Sea mist hangs over the rutted, ploughed fields. It hangs between the long line of poplar trees and the narrow dirt track that leads from the bungalows, through the dunes to the beach. Down there, looking out to sea, visibility is perhaps fifty metres at most. Waves roll through the mist, the world enveloped in grey, the air damp and chilly.
Most of the bungalows that stand in this colony beneath the poplar trees during the days of the German Democratic Republic. They are in varying states of repair, some peeling and flaky as if the last substantial work was done during the socialist era, whilst others are mini-palaces complete with satellite dishes and fine collections of cheerful garden gnomes.
Our bungalow is small, but it feels smaller than it is because it is so packed. All around us are the artefacts of a hundred family holidays; buckets and spades for when the weather is fine, board games and cards for when the rain drums against the corrugated roof. The plates and cups are mismatched, migrated to the coast from the family apartments where they had been replaced by newer, cleaner and less chipped dinner sets.

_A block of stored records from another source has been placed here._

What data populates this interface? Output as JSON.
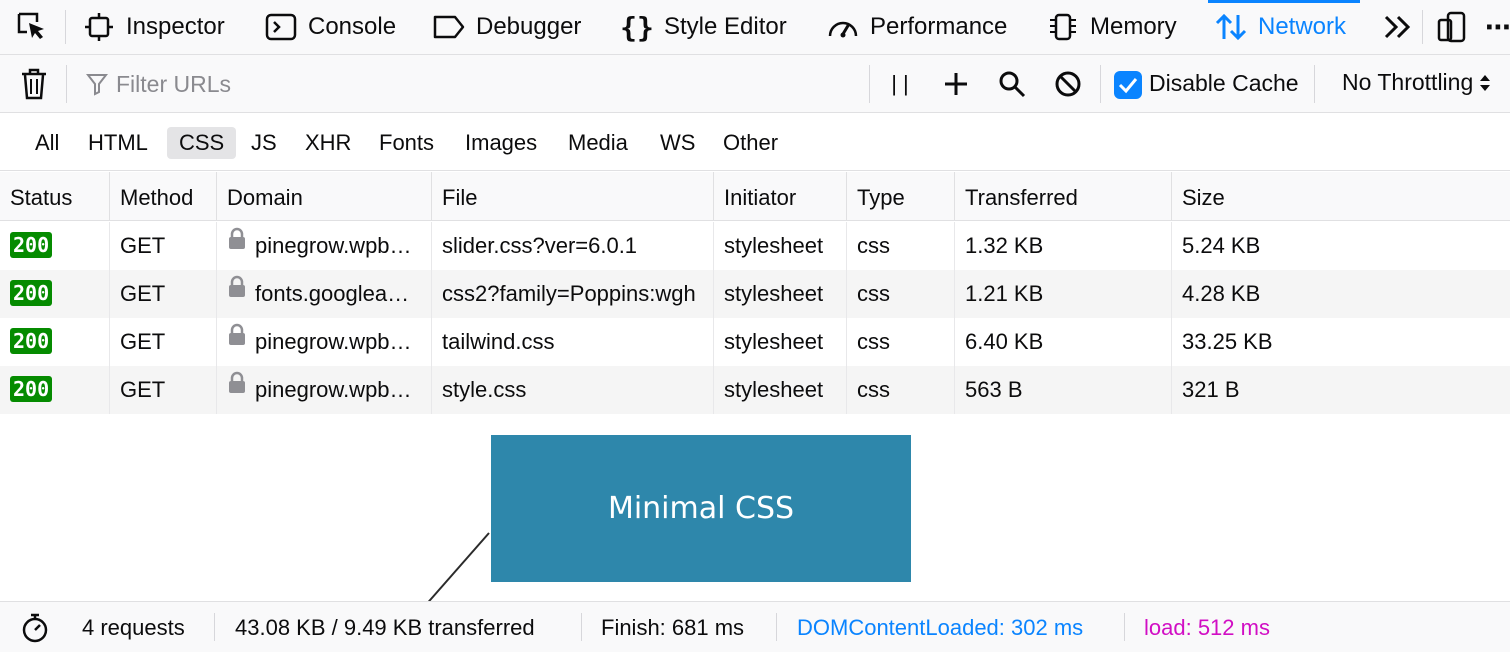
{
  "tabs": [
    {
      "label": "Inspector",
      "icon": "inspector-icon"
    },
    {
      "label": "Console",
      "icon": "console-icon"
    },
    {
      "label": "Debugger",
      "icon": "debugger-icon"
    },
    {
      "label": "Style Editor",
      "icon": "style-editor-icon"
    },
    {
      "label": "Performance",
      "icon": "performance-icon"
    },
    {
      "label": "Memory",
      "icon": "memory-icon"
    },
    {
      "label": "Network",
      "icon": "network-icon",
      "active": true
    }
  ],
  "toolbar": {
    "filter_placeholder": "Filter URLs",
    "disable_cache_label": "Disable Cache",
    "disable_cache_checked": true,
    "throttling_value": "No Throttling",
    "pause_glyph": "| |"
  },
  "type_filters": [
    "All",
    "HTML",
    "CSS",
    "JS",
    "XHR",
    "Fonts",
    "Images",
    "Media",
    "WS",
    "Other"
  ],
  "selected_type_filter": "CSS",
  "table": {
    "columns": [
      "Status",
      "Method",
      "Domain",
      "File",
      "Initiator",
      "Type",
      "Transferred",
      "Size"
    ],
    "rows": [
      {
        "status": "200",
        "method": "GET",
        "domain": "pinegrow.wpb…",
        "file": "slider.css?ver=6.0.1",
        "initiator": "stylesheet",
        "type": "css",
        "transferred": "1.32 KB",
        "size": "5.24 KB"
      },
      {
        "status": "200",
        "method": "GET",
        "domain": "fonts.googlea…",
        "file": "css2?family=Poppins:wgh",
        "initiator": "stylesheet",
        "type": "css",
        "transferred": "1.21 KB",
        "size": "4.28 KB"
      },
      {
        "status": "200",
        "method": "GET",
        "domain": "pinegrow.wpb…",
        "file": "tailwind.css",
        "initiator": "stylesheet",
        "type": "css",
        "transferred": "6.40 KB",
        "size": "33.25 KB"
      },
      {
        "status": "200",
        "method": "GET",
        "domain": "pinegrow.wpb…",
        "file": "style.css",
        "initiator": "stylesheet",
        "type": "css",
        "transferred": "563 B",
        "size": "321 B"
      }
    ]
  },
  "callout": {
    "text": "Minimal CSS",
    "color": "#2e87ab"
  },
  "status_bar": {
    "requests": "4 requests",
    "transferred": "43.08 KB / 9.49 KB transferred",
    "finish": "Finish: 681 ms",
    "dom_content_loaded": "DOMContentLoaded: 302 ms",
    "load": "load: 512 ms"
  },
  "colors": {
    "accent": "#0a84ff",
    "status_ok": "#058b00",
    "load": "#d10ec4"
  }
}
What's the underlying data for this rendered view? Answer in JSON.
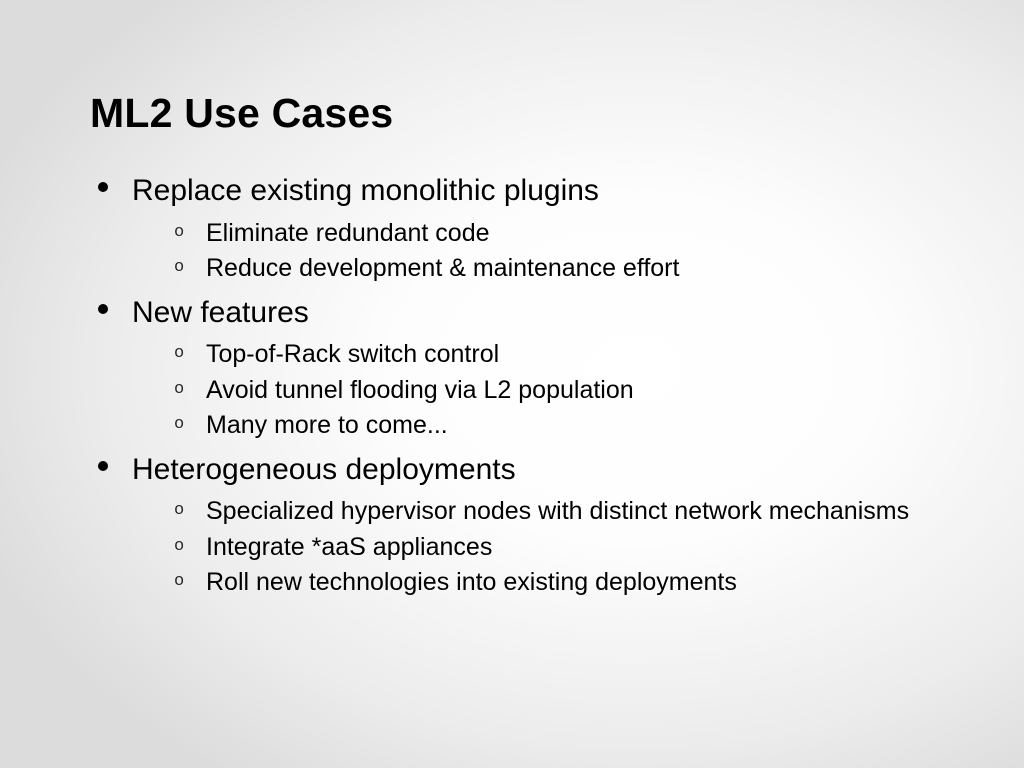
{
  "slide": {
    "title": "ML2 Use Cases",
    "bullets": [
      {
        "text": "Replace existing monolithic plugins",
        "sub": [
          "Eliminate redundant code",
          "Reduce development & maintenance effort"
        ]
      },
      {
        "text": "New features",
        "sub": [
          "Top-of-Rack switch control",
          "Avoid tunnel flooding via L2 population",
          "Many more to come..."
        ]
      },
      {
        "text": "Heterogeneous deployments",
        "sub": [
          "Specialized hypervisor nodes with distinct network mechanisms",
          "Integrate *aaS appliances",
          "Roll new technologies into existing deployments"
        ]
      }
    ]
  }
}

How many memories are hanging around in this garden? It feels like a happy place, lived in and loved. A refuge beneath the trees, three hours from the city and a stone’s throw from the beach. An escape from the mundane, the routine and the everyday. Sometimes when we come up here I feel like I am intruding on a family’s memories, even when they are not around. But over time, and with each visit, we add our own memories to the bungalow and the garden and the dirt track down to the beach.
Words and pictures: Paul Scraton